The trick the game plays here is that as you’re able to dive deeper, you encounter new challenges: more dangerous creatures, or navigational challenges as you venture into cave systems — holding your breath for longer doesn’t help if you get lost in an undersea cave and can’t find the surface. Building a ‘seaglide’ helps: this is a motorised device which propels you around at far greater speeds and has a torch and topographical map: by increasing your swimming speed you can explore deeper, even while having the same limitation on breathing time.
After getting used to this setup for a while, there’s another paradigm shift when the player is able to construct a ‘Seamoth’: a single-seat submarine. This enables you to zip around at much greater speeds and also makes it easier to go deeper. It provides additional safety while you’re inside its cockpit, again resetting the comfort threshold as the player explores.

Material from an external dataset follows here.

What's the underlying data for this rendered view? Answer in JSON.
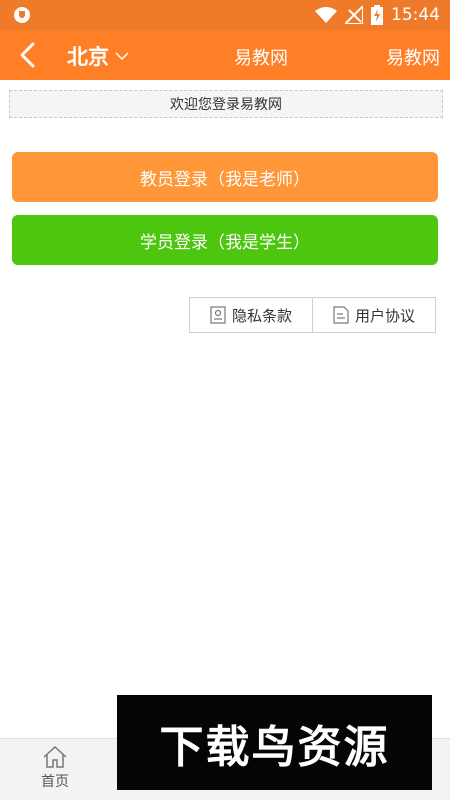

The biggest shift this makes is that the Seamoth has its own limitless oxygen. Suddenly you can dive to 300m and use the submarine as a portable lifeline: no longer do you need to make the long trip back to the surface to find oxygen; instead you simply clamber back inside your trusty sub.
It’s true, meaningful change: by this point it’s hard to remember that first hour of the game, when you’re scrabbling about without any equipment, desperately trying to grab a silly fish as it darts away.
The notion of safety and home
The Seamoth is not simply a useful tool. It represents safety, as does the physical base that you can build and expand. Your base can be sited almost anywhere, providing an opportunity for player expression. What this does on an emotional basis is shift the bubble of safety from the tiny liferaft in which you begin the game to a large, multi-function and comfortable base of your own making. The Seamoth (and, later, a larger sub called Cyclops — which I’ve yet to experience) becomes a mobile representation of this safe space.
A ‘camp’ in an RPG tends to be where you go to talk to your companions, and perhaps find shops or other systems for upgrading items. Such camps tend to be isolated from the rest of the game, existing in a bubble that is rarely affected by other gameplay or story systems. In Subnautica, not only do you get to design your own camp, it also serves to represent safety and exists directly within the world. It’s a space you carve out of the dangerous environment and, as such, holds far greater meaning.
While Subnautica is operating within the survival genre, for me it scratches all the same itches as a good RPG. It does so in a way that is far more organic than the rigid, artificially-imposed, stats-based levelling of roleplaying games. The progression in Subnautica is tied directly into the world and the story; in RPGs, the levelling of your character tends to be separate from both those things, impacting on them only in a fairly abstract manner.
Critically, a traditional RPG can feel like you’re adjusting a hugely complex and extravagantly presented spreadsheet; Subnautica, on the other hand, feels like you’re adapting to a world.
Thanks for reading! I’ve got another Subnautica story which compares its menu systems with No Man’s Sky’s. It’s very nerdy. Read it here.